(Dataset rows describing interfaces)
Content starts
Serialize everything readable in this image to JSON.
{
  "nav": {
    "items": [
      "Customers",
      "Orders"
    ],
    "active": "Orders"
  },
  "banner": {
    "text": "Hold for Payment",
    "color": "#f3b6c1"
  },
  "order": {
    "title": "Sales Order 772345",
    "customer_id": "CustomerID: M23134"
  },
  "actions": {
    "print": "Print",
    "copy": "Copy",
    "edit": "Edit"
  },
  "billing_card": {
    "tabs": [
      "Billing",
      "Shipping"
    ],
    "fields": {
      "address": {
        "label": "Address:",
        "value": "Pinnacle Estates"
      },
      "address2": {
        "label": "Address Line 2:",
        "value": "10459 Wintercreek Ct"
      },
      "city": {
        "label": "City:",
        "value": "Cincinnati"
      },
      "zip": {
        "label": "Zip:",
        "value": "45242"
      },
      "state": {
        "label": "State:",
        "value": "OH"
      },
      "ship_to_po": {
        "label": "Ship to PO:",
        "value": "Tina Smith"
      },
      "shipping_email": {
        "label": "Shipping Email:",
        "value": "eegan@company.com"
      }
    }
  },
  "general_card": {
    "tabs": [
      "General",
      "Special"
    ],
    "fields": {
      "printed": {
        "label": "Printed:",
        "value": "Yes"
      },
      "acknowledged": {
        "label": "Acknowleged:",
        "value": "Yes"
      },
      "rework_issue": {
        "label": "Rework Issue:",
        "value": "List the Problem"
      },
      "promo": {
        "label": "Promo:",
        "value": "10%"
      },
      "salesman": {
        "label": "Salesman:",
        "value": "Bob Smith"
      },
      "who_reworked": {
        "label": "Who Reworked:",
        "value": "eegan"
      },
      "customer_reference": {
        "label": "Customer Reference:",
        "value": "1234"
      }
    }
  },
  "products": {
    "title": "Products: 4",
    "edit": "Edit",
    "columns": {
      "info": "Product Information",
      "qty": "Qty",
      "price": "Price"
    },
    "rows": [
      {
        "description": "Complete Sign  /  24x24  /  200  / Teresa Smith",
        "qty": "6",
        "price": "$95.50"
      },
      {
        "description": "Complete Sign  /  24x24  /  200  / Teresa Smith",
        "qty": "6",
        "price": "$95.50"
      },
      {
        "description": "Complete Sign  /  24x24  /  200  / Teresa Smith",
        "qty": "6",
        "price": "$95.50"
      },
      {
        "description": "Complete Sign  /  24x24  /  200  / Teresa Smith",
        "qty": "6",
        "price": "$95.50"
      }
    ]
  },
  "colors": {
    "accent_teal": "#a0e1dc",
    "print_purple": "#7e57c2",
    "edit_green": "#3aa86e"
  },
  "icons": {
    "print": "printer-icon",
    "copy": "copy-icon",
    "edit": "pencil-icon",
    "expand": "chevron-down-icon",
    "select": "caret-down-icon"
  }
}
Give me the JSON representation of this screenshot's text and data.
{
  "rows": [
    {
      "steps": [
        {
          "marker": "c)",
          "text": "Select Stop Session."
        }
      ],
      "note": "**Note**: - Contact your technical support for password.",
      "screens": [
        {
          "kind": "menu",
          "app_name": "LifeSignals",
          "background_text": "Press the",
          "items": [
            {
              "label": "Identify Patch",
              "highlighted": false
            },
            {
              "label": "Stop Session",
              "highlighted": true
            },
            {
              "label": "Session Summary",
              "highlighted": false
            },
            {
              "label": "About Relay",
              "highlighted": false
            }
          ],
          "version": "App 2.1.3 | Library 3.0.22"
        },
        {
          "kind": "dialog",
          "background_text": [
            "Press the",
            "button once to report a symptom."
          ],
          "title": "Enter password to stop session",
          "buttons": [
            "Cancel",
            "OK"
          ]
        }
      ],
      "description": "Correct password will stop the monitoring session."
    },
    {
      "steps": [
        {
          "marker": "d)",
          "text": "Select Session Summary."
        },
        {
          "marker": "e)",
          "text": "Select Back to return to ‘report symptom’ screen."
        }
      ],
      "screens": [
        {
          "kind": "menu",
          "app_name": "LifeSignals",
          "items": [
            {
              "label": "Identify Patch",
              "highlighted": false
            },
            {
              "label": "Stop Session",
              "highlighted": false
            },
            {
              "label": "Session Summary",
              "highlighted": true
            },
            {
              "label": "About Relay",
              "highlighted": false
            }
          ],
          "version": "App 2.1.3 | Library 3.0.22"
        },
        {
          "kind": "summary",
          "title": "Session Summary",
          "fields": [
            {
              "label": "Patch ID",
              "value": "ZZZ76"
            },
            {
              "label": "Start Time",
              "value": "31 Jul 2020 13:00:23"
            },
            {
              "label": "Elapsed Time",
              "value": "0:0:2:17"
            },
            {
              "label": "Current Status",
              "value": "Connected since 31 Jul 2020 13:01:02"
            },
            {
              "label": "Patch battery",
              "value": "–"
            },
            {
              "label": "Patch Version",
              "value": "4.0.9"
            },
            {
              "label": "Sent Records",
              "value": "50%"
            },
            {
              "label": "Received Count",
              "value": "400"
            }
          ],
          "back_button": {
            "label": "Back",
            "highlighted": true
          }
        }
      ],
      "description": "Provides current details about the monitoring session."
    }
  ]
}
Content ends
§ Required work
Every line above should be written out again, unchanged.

§ Solution for this exercise
Serialize everything readable in this image to JSON.
{
  "nav": {
    "items": [
      "Customers",
      "Orders"
    ],
    "active": "Orders"
  },
  "banner": {
    "text": "Hold for Payment",
    "color": "#f3b6c1"
  },
  "order": {
    "title": "Sales Order 772345",
    "customer_id": "CustomerID: M23134"
  },
  "actions": {
    "print": "Print",
    "copy": "Copy",
    "edit": "Edit"
  },
  "billing_card": {
    "tabs": [
      "Billing",
      "Shipping"
    ],
    "fields": {
      "address": {
        "label": "Address:",
        "value": "Pinnacle Estates"
      },
      "address2": {
        "label": "Address Line 2:",
        "value": "10459 Wintercreek Ct"
      },
      "city": {
        "label": "City:",
        "value": "Cincinnati"
      },
      "zip": {
        "label": "Zip:",
        "value": "45242"
      },
      "state": {
        "label": "State:",
        "value": "OH"
      },
      "ship_to_po": {
        "label": "Ship to PO:",
        "value": "Tina Smith"
      },
      "shipping_email": {
        "label": "Shipping Email:",
        "value": "eegan@company.com"
      }
    }
  },
  "general_card": {
    "tabs": [
      "General",
      "Special"
    ],
    "fields": {
      "printed": {
        "label": "Printed:",
        "value": "Yes"
      },
      "acknowledged": {
        "label": "Acknowleged:",
        "value": "Yes"
      },
      "rework_issue": {
        "label": "Rework Issue:",
        "value": "List the Problem"
      },
      "promo": {
        "label": "Promo:",
        "value": "10%"
      },
      "salesman": {
        "label": "Salesman:",
        "value": "Bob Smith"
      },
      "who_reworked": {
        "label": "Who Reworked:",
        "value": "eegan"
      },
      "customer_reference": {
        "label": "Customer Reference:",
        "value": "1234"
      }
    }
  },
  "products": {
    "title": "Products: 4",
    "edit": "Edit",
    "columns": {
      "info": "Product Information",
      "qty": "Qty",
      "price": "Price"
    },
    "rows": [
      {
        "description": "Complete Sign  /  24x24  /  200  / Teresa Smith",
        "qty": "6",
        "price": "$95.50"
      },
      {
        "description": "Complete Sign  /  24x24  /  200  / Teresa Smith",
        "qty": "6",
        "price": "$95.50"
      },
      {
        "description": "Complete Sign  /  24x24  /  200  / Teresa Smith",
        "qty": "6",
        "price": "$95.50"
      },
      {
        "description": "Complete Sign  /  24x24  /  200  / Teresa Smith",
        "qty": "6",
        "price": "$95.50"
      }
    ]
  },
  "colors": {
    "accent_teal": "#a0e1dc",
    "print_purple": "#7e57c2",
    "edit_green": "#3aa86e"
  },
  "icons": {
    "print": "printer-icon",
    "copy": "copy-icon",
    "edit": "pencil-icon",
    "expand": "chevron-down-icon",
    "select": "caret-down-icon"
  }
}
Give me the JSON representation of this screenshot's text and data.
{
  "rows": [
    {
      "steps": [
        {
          "marker": "c)",
          "text": "Select Stop Session."
        }
      ],
      "note": "**Note**: - Contact your technical support for password.",
      "screens": [
        {
          "kind": "menu",
          "app_name": "LifeSignals",
          "background_text": "Press the",
          "items": [
            {
              "label": "Identify Patch",
              "highlighted": false
            },
            {
              "label": "Stop Session",
              "highlighted": true
            },
            {
              "label": "Session Summary",
              "highlighted": false
            },
            {
              "label": "About Relay",
              "highlighted": false
            }
          ],
          "version": "App 2.1.3 | Library 3.0.22"
        },
        {
          "kind": "dialog",
          "background_text": [
            "Press the",
            "button once to report a symptom."
          ],
          "title": "Enter password to stop session",
          "buttons": [
            "Cancel",
            "OK"
          ]
        }
      ],
      "description": "Correct password will stop the monitoring session."
    },
    {
      "steps": [
        {
          "marker": "d)",
          "text": "Select Session Summary."
        },
        {
          "marker": "e)",
          "text": "Select Back to return to ‘report symptom’ screen."
        }
      ],
      "screens": [
        {
          "kind": "menu",
          "app_name": "LifeSignals",
          "items": [
            {
              "label": "Identify Patch",
              "highlighted": false
            },
            {
              "label": "Stop Session",
              "highlighted": false
            },
            {
              "label": "Session Summary",
              "highlighted": true
            },
            {
              "label": "About Relay",
              "highlighted": false
            }
          ],
          "version": "App 2.1.3 | Library 3.0.22"
        },
        {
          "kind": "summary",
          "title": "Session Summary",
          "fields": [
            {
              "label": "Patch ID",
              "value": "ZZZ76"
            },
            {
              "label": "Start Time",
              "value": "31 Jul 2020 13:00:23"
            },
            {
              "label": "Elapsed Time",
              "value": "0:0:2:17"
            },
            {
              "label": "Current Status",
              "value": "Connected since 31 Jul 2020 13:01:02"
            },
            {
              "label": "Patch battery",
              "value": "–"
            },
            {
              "label": "Patch Version",
              "value": "4.0.9"
            },
            {
              "label": "Sent Records",
              "value": "50%"
            },
            {
              "label": "Received Count",
              "value": "400"
            }
          ],
          "back_button": {
            "label": "Back",
            "highlighted": true
          }
        }
      ],
      "description": "Provides current details about the monitoring session."
    }
  ]
}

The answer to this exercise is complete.